● Instructions for the task: Show all lines of the listing that hold the word "title".
***** Available data
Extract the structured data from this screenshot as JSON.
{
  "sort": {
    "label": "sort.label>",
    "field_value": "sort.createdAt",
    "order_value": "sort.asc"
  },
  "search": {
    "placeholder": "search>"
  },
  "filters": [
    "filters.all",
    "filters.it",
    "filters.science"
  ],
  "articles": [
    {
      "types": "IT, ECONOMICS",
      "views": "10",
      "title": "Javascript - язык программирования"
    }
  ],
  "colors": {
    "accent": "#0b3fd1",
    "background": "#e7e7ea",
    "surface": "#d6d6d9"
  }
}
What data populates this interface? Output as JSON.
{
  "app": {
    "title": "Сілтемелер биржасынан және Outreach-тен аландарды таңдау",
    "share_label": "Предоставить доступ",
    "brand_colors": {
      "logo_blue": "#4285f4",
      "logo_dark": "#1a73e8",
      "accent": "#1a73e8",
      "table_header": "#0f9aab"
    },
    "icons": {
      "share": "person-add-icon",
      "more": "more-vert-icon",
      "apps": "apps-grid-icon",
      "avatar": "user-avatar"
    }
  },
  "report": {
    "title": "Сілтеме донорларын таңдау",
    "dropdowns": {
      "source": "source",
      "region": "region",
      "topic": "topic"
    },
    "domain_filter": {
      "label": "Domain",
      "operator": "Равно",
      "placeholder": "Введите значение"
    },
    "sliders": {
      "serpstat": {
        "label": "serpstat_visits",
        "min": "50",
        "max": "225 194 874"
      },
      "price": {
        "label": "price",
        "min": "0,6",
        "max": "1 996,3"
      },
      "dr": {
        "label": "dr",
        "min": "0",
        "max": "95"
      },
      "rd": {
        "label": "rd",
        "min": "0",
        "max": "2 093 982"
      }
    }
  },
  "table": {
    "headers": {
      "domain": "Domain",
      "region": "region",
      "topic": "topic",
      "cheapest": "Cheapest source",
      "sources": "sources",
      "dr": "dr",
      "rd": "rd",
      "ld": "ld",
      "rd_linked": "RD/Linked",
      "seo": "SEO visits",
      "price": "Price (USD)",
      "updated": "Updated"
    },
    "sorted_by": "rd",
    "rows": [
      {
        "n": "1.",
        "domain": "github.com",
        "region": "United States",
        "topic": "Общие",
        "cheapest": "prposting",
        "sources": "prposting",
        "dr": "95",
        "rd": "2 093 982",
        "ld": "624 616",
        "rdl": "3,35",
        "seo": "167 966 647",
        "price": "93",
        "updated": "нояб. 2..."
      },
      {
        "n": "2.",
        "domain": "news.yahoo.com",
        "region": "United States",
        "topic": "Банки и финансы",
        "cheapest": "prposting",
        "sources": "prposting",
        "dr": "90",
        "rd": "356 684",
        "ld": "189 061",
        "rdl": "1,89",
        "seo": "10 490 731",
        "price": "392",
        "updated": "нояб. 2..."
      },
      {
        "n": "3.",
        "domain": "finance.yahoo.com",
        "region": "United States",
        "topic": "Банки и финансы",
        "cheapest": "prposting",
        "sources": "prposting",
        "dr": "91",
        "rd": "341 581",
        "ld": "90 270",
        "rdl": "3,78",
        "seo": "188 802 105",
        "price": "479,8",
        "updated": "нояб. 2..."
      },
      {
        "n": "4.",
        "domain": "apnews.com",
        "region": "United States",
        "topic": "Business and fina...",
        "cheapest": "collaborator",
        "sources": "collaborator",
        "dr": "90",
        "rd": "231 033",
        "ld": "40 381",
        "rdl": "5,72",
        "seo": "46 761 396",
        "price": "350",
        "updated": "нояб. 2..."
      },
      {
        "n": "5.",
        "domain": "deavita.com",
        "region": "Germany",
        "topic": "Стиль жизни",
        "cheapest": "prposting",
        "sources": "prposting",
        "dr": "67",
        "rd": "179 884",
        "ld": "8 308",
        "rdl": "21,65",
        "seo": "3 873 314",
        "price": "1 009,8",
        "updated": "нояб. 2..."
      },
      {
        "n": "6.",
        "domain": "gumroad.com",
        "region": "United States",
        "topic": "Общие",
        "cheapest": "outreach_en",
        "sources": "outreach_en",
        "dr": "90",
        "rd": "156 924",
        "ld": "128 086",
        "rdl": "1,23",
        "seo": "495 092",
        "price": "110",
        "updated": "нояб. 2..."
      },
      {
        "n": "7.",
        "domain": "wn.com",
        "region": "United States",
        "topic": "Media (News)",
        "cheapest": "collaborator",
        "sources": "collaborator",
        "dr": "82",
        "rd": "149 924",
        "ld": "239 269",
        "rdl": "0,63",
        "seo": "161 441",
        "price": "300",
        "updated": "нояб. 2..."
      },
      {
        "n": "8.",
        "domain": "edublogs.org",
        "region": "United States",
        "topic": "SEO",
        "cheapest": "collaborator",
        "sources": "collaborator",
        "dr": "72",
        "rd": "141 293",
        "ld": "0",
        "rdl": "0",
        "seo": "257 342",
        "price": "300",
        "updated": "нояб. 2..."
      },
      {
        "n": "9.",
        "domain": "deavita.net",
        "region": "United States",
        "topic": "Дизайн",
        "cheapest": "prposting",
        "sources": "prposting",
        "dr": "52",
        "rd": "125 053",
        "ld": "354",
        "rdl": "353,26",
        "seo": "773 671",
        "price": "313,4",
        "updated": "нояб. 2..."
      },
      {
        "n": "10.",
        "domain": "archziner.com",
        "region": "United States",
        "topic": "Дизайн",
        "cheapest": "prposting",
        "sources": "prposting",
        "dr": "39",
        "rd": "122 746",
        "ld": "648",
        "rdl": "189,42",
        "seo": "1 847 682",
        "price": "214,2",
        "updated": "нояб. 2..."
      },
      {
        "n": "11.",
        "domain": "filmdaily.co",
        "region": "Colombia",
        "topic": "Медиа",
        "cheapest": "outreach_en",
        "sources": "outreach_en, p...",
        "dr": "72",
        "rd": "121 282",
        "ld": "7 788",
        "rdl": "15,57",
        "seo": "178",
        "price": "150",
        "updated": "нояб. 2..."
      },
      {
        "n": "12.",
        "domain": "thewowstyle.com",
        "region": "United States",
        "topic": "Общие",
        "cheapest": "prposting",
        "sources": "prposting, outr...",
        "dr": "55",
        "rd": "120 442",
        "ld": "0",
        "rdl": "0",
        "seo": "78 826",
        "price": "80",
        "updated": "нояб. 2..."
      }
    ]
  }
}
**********
● Worked solution:
      "title": "Javascript - язык программирования"
    "title": "Сілтемелер биржасынан және Outreach-тен аландарды таңдау",
    "title": "Сілтеме донорларын таңдау",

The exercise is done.